An orphan named Widge has been raised by Dr. Bright, who taught him how to use a form of writing he invented himself. It is an art that takes many years to perfect, and Widge has the capability to write as quickly as anyone can speak. In short, it is a form of shorthand.
But poor Widge’s life is turned upside-down when a strange man buys him and takes him to a man with very specific orders: use your shorthand to copy down Shakespeare’s Hamlet. This book is set in the late 1500’s, early 1600s, whenever the play was first new.
Widge does not expect for the players to show him great kindness when his interest in the theater is made known. He really doesn’t want to betray his new friends, but with an evil man stalking him, it is hard to say no.
This book was really great! Their method of speech is very old-fashioned, especially Widge, and the writing style was very nice. I would definitely recommend this book.
My only complaint was that there were not very many plot twists. Not that it was predictable, but there was only one part of the book that surprised me.

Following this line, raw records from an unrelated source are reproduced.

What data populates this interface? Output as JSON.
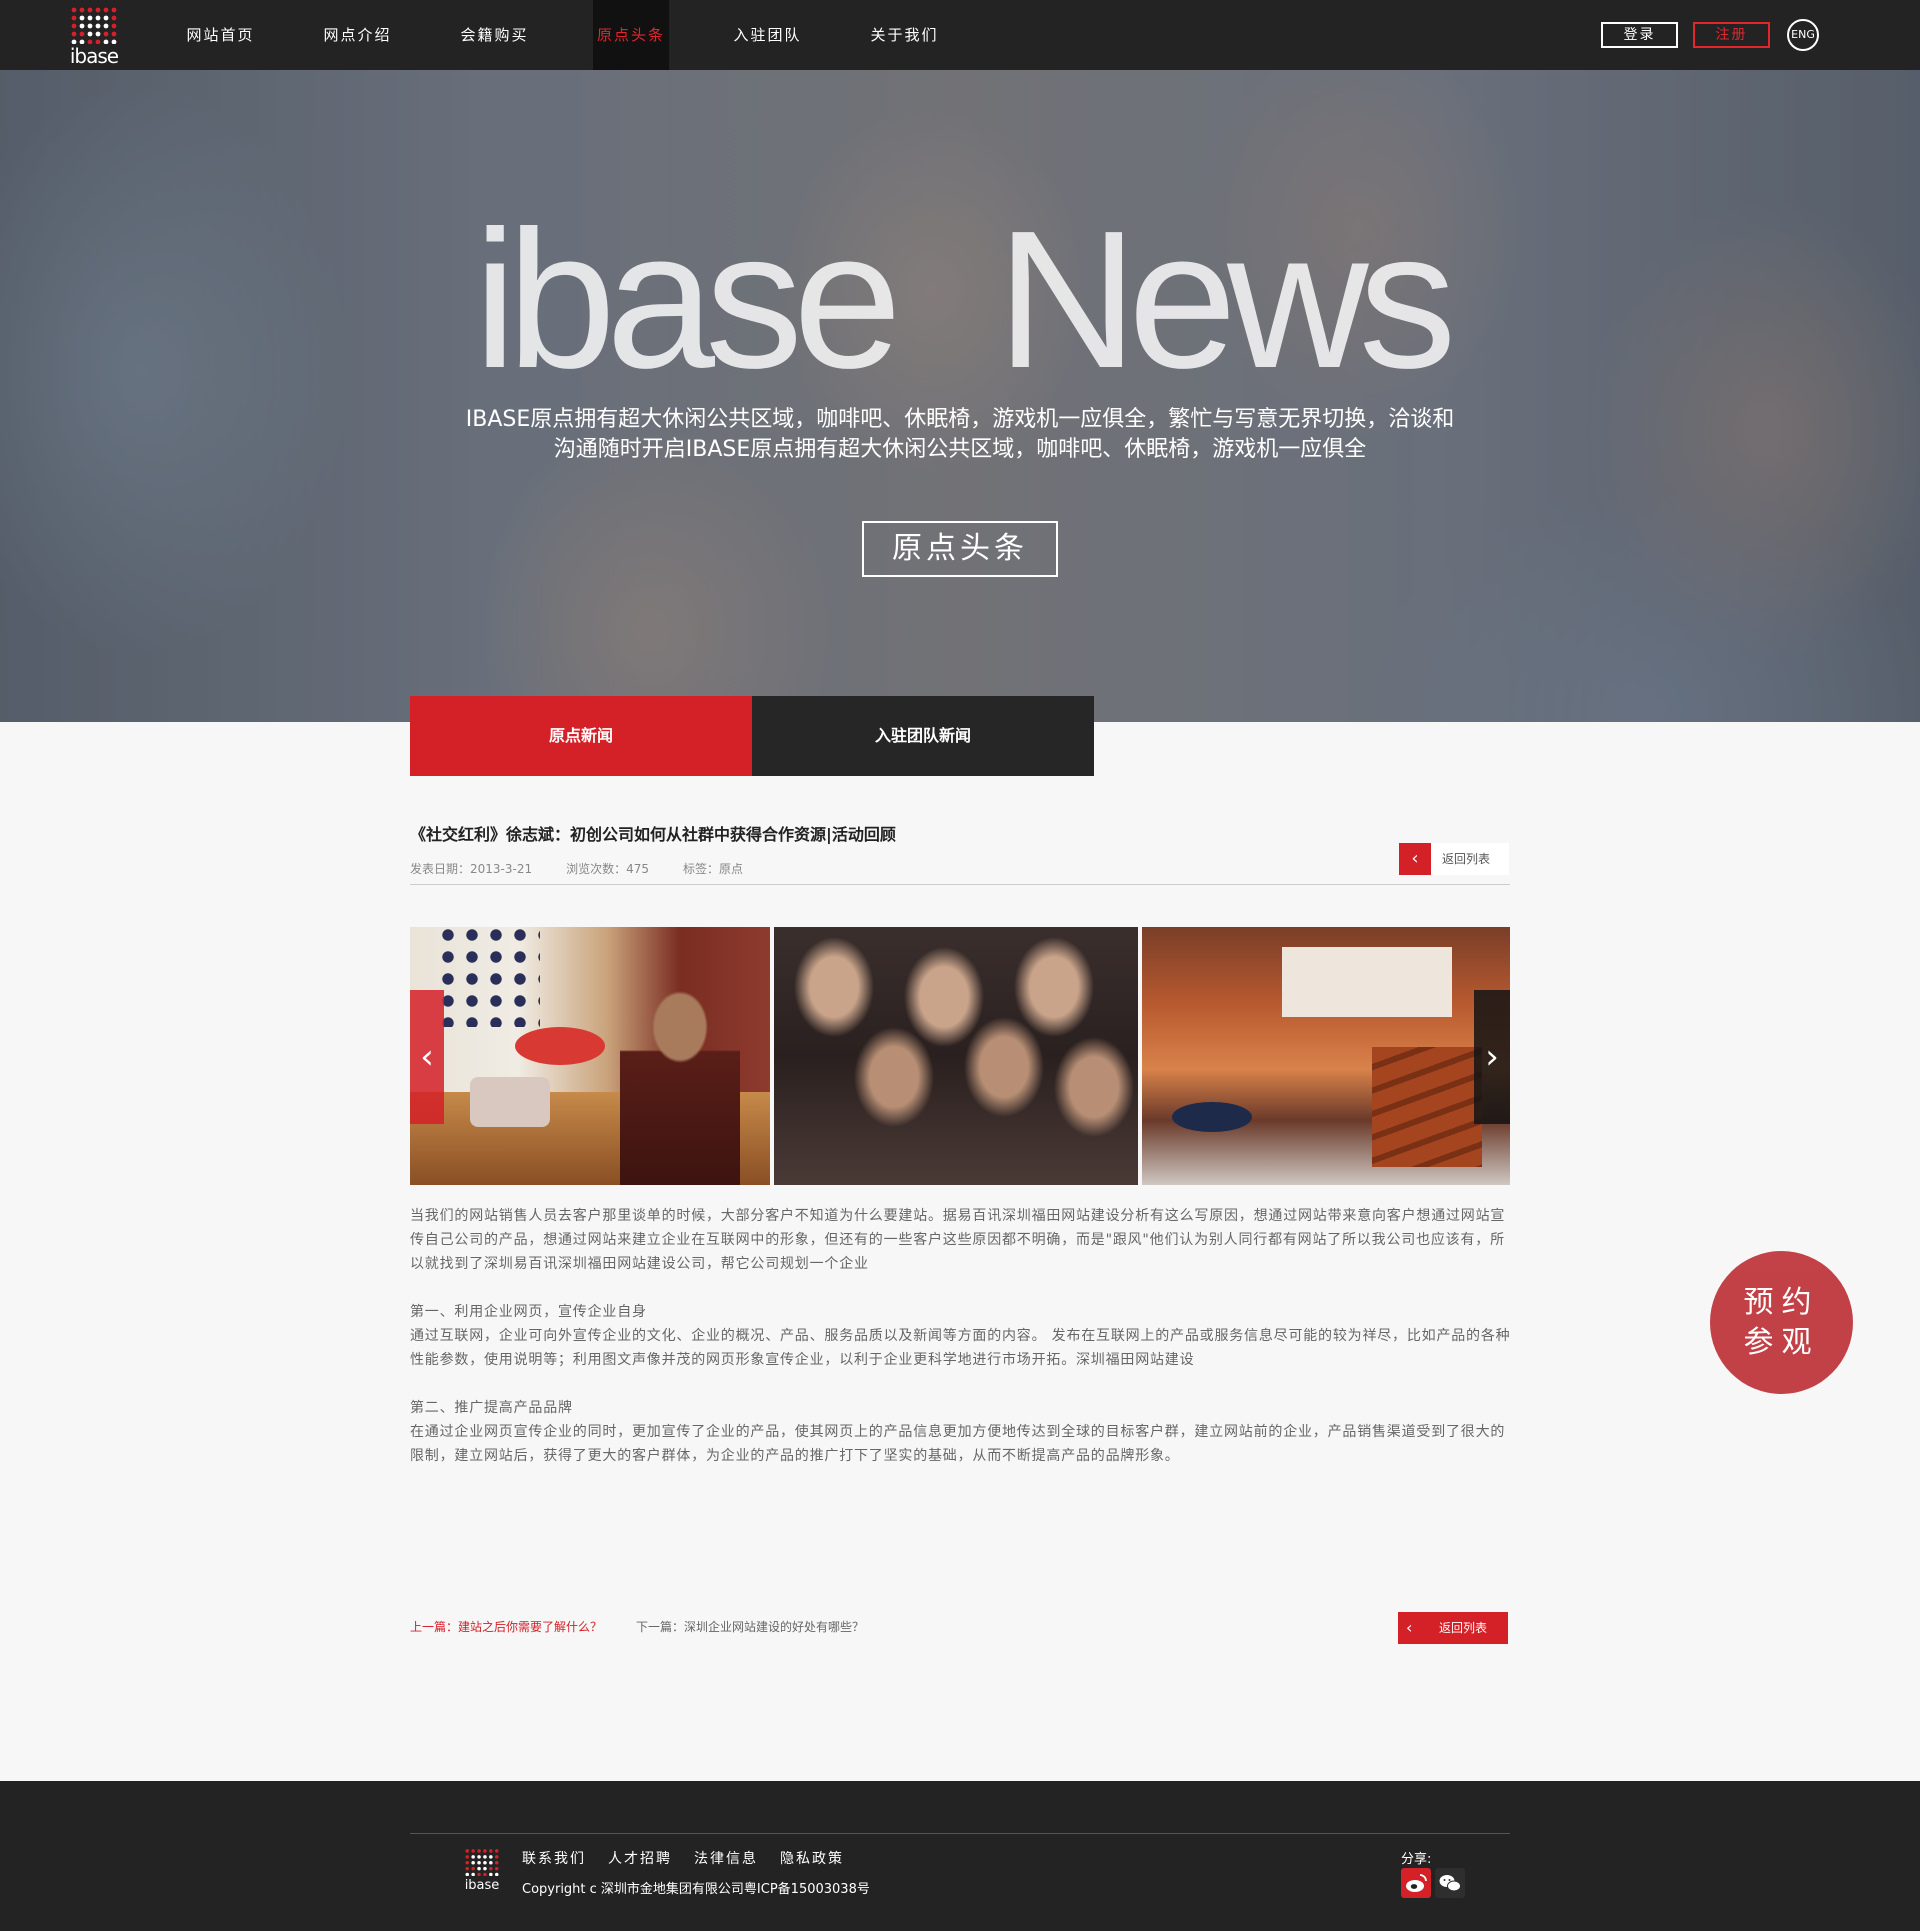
{
  "header": {
    "logo_text": "ibase",
    "nav": [
      "网站首页",
      "网点介绍",
      "会籍购买",
      "原点头条",
      "入驻团队",
      "关于我们"
    ],
    "active_nav_index": 3,
    "login_label": "登录",
    "register_label": "注册",
    "language_label": "ENG"
  },
  "hero": {
    "title": "ibase News",
    "description": "IBASE原点拥有超大休闲公共区域，咖啡吧、休眠椅，游戏机一应俱全，繁忙与写意无界切换，洽谈和沟通随时开启IBASE原点拥有超大休闲公共区域，咖啡吧、休眠椅，游戏机一应俱全",
    "button_label": "原点头条"
  },
  "tabs": [
    "原点新闻",
    "入驻团队新闻"
  ],
  "article": {
    "title": "《社交红利》徐志斌：初创公司如何从社群中获得合作资源|活动回顾",
    "date": "发表日期：2013-3-21",
    "views": "浏览次数：475",
    "tags": "标签：原点",
    "back_label": "返回列表",
    "paragraphs": [
      "当我们的网站销售人员去客户那里谈单的时候，大部分客户不知道为什么要建站。据易百讯深圳福田网站建设分析有这么写原因，想通过网站带来意向客户想通过网站宣传自己公司的产品，想通过网站来建立企业在互联网中的形象，但还有的一些客户这些原因都不明确，而是\"跟风\"他们认为别人同行都有网站了所以我公司也应该有，所以就找到了深圳易百讯深圳福田网站建设公司，帮它公司规划一个企业",
      "第一、利用企业网页，宣传企业自身\n通过互联网，企业可向外宣传企业的文化、企业的概况、产品、服务品质以及新闻等方面的内容。 发布在互联网上的产品或服务信息尽可能的较为祥尽，比如产品的各种性能参数，使用说明等；利用图文声像并茂的网页形象宣传企业，以利于企业更科学地进行市场开拓。深圳福田网站建设",
      "第二、推广提高产品品牌\n在通过企业网页宣传企业的同时，更加宣传了企业的产品，使其网页上的产品信息更加方便地传达到全球的目标客户群，建立网站前的企业，产品销售渠道受到了很大的限制，建立网站后，获得了更大的客户群体，为企业的产品的推广打下了坚实的基础，从而不断提高产品的品牌形象。"
    ],
    "prev_label": "上一篇：建站之后你需要了解什么？",
    "next_label": "下一篇：深圳企业网站建设的好处有哪些？"
  },
  "visit_badge": {
    "line1": "预约",
    "line2": "参观"
  },
  "footer": {
    "logo_text": "ibase",
    "links": [
      "联系我们",
      "人才招聘",
      "法律信息",
      "隐私政策"
    ],
    "copyright": "Copyright c 深圳市金地集团有限公司粤ICP备15003038号",
    "share_label": "分享:"
  },
  "colors": {
    "accent": "#d42027",
    "dark": "#232323"
  }
}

Also the end was a little weird to me. It was almost like the author was tired of writing, so he thought of the easiest way to end it and that was what happened.
Overall Rating: 4/5
Audience: Ages 8 and up